Jan Flawn PJ CareEqual clinical rigour should be applied to assessments of people under the Mental Capacity Act as for compulsory detention and treatment under the Mental Health Act, the founder of a care provider has said.

In written evidence to a House of Lords select committee scrutinising the Mental Capacity Act 2005, Jan Flawn, founder of neurological care provider PJ Care, says radical changes need to be made to ensure people are protected.

About 50% of PJ Care’s 180 residents are affected by the Mental Capacity Act, and require either or both a mental capacity or best interest assessment under the Act.

The Mental Capacity Act, which was introduced in 2007, is intended to provide a legal framework for making decisions on behalf of adults who lack the capacity to take decisions for themselves. It requires a decision-maker to consult widely, including anyone who cares for the person who lacks capacity, and to make decisions in the person’s best interests.

Flawn, a registered nurse and former senior Department of Health manager, has questioned whether the implementation of the Act has actually protected the vulnerable people it was supposed to safeguard and believes humans rights issues are at stake.

She has urged the committee to revisit Mental Capacity Act regulations which allow health professionals with little or no mental health experience to make crucial judgements during mental capacity assessments.

Call for new guidelines  

Instead, Flawn wants new guidelines brought in to ensure only a qualified consultant psychiatrist is allowed to make capacity assessments. This is something that already happens at PJ Care.

“At the moment, functional and diagnostic capacity tests can be made by any doctor or healthcare professional. This can even include a non-specialist general nurse, or even a dentist!

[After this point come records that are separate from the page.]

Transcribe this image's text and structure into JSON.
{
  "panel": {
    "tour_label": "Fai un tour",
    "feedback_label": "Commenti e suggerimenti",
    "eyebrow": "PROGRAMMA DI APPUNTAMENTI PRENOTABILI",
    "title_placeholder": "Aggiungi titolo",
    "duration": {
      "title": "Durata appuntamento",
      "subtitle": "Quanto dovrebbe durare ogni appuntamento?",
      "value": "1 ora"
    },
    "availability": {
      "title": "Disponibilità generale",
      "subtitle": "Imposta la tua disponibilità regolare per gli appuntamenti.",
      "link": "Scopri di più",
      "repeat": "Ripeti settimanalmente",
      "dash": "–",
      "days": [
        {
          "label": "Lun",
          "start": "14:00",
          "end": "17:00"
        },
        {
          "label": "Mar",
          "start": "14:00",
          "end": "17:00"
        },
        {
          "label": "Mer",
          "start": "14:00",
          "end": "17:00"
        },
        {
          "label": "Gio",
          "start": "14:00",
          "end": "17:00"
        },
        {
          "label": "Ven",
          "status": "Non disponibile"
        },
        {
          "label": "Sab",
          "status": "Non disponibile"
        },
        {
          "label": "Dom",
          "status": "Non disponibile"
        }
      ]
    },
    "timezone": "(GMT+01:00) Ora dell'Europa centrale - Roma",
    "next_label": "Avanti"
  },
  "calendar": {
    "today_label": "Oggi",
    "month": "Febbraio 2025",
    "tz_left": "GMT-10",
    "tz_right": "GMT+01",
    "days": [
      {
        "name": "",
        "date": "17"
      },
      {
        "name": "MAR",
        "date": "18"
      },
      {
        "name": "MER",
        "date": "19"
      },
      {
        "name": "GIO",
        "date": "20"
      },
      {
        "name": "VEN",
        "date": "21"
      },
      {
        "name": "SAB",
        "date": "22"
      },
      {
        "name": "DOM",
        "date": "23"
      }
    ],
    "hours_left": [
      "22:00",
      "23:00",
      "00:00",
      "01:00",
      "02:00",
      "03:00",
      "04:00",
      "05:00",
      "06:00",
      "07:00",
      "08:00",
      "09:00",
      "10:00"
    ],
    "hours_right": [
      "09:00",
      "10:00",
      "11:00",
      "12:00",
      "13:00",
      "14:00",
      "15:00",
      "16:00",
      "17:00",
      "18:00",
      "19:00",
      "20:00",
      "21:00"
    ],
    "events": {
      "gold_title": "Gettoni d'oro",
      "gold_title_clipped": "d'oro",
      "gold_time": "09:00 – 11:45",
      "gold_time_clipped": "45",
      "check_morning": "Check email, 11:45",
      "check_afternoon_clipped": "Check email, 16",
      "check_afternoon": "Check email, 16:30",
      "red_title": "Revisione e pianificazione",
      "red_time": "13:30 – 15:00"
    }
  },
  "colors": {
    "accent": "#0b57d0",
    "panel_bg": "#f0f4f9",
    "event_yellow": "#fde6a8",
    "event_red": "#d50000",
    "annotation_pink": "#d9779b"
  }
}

“In practice, it means a doctor with no suitable experience or training in assessing a person’s mental capacity can conduct assessments under the Act.

“Secondly, an unsuitably qualified healthcare professional – a general ward nurse or an inexperienced psychiatric nurse – can conduct vital assessments.

“In nursing homes, for example, a general nurse, with little or no mental health experience or training, has the power and authority to conduct capacity assessments. This can’t be right.

“Tighter rules need to be brought in to protect vulnerable people, including those with various forms of neurological conditions.

“My view is that only a suitably qualified consultant psychiatrist – as is required, for example, under the Mental Health Act – should make any such mental capacity assessments on residents, especially considering the significant human-right implications riding on such assessments.

“Such added rigour would be an additional – and required – safety net for all vulnerable people, including those with various forms of neurological conditions.”

The select committee looking into the Act is chaired by Lord Hardie, a former Lord Advocate, and includes Baroness Hollins, former president of the Royal College of Psychiatrists and current president of the British Medical Association. The committee will begin hearing oral submissions on October 8, and is expected to report back with its findings in February 2014.